Nearly 30 percent of 128,000 criminal immigrants removed from the U.S. last year committed crime involving illegal drugs, the Homeland Security Department announced Wednesday.
A total of 393,289 people were removed from the U.S. in 2009. Of those individuals, 128,345 were criminal aliens whose offense included the manufacture, distribution, sale and possession of illegal drugs, or 29 percent of all criminal aliens removed last year. Traffic offenses and immigration violations were the second- and third-most frequent type of violation, representing 15.9 and 15.4 percent of all removals, respectively.
The statistics, which were posted on the Department of Homeland Security's website, also revealed that of the 613,000 foreign nationals apprehended by federal authorities, 86 percent were natives of Mexico. The next leading countries were Guatemala, Honduras, El Salvador, China and Brazil.
The report also found that a record high number of foreign nationals were removed -- 393,000 -- for a seventh consecutive year. The leading countries of origin of those removed were Mexico (72 percent), Guatemala (7 percent), and Honduras (7 percent).
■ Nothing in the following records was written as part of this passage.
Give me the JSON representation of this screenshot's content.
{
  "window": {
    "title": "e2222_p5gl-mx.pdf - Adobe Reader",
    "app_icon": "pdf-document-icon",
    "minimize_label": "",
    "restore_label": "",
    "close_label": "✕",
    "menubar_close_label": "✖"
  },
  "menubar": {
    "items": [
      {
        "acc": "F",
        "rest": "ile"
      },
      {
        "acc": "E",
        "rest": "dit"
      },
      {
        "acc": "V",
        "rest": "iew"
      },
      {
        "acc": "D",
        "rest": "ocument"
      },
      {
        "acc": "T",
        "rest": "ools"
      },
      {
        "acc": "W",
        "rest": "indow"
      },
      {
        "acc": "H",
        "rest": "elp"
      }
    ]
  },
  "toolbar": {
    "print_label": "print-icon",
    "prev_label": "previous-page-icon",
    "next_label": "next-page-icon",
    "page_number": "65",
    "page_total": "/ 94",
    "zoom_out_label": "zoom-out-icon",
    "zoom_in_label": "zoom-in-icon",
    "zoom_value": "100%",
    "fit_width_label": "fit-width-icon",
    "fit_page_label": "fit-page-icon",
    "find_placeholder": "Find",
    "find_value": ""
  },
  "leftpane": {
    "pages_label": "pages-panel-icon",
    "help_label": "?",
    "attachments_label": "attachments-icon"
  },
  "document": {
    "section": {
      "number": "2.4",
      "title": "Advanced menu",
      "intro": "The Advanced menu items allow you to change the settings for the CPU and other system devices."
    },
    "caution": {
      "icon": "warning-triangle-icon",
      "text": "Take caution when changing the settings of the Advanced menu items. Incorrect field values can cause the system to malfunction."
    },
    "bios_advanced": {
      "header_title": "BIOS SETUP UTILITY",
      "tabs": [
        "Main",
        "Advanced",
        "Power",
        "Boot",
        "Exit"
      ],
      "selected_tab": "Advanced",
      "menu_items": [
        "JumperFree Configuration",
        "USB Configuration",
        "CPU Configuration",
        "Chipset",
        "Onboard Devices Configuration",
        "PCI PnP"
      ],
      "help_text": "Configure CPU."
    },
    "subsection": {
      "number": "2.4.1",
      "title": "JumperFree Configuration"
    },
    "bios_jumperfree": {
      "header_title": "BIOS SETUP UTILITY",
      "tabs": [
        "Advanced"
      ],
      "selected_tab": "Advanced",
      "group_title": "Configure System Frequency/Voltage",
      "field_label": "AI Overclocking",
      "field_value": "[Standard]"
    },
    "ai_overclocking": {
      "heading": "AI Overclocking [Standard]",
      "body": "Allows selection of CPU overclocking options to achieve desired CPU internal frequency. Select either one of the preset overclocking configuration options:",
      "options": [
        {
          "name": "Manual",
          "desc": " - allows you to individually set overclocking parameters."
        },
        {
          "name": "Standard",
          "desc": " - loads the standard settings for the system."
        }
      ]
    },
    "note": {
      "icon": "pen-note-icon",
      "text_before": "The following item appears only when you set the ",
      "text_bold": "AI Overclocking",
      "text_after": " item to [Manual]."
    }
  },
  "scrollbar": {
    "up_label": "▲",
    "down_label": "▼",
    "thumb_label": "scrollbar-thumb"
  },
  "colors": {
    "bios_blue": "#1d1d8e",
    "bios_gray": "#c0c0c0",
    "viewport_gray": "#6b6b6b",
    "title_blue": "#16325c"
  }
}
Immigration and Customs Enforcement officials also detained approximately 383,000 foreign nationals in 2009, while 580,000 foreign nationals were returned to their home countries without a removal order, according to the report. Eighty-five percent of those returns involved Mexican or Canadian aliens.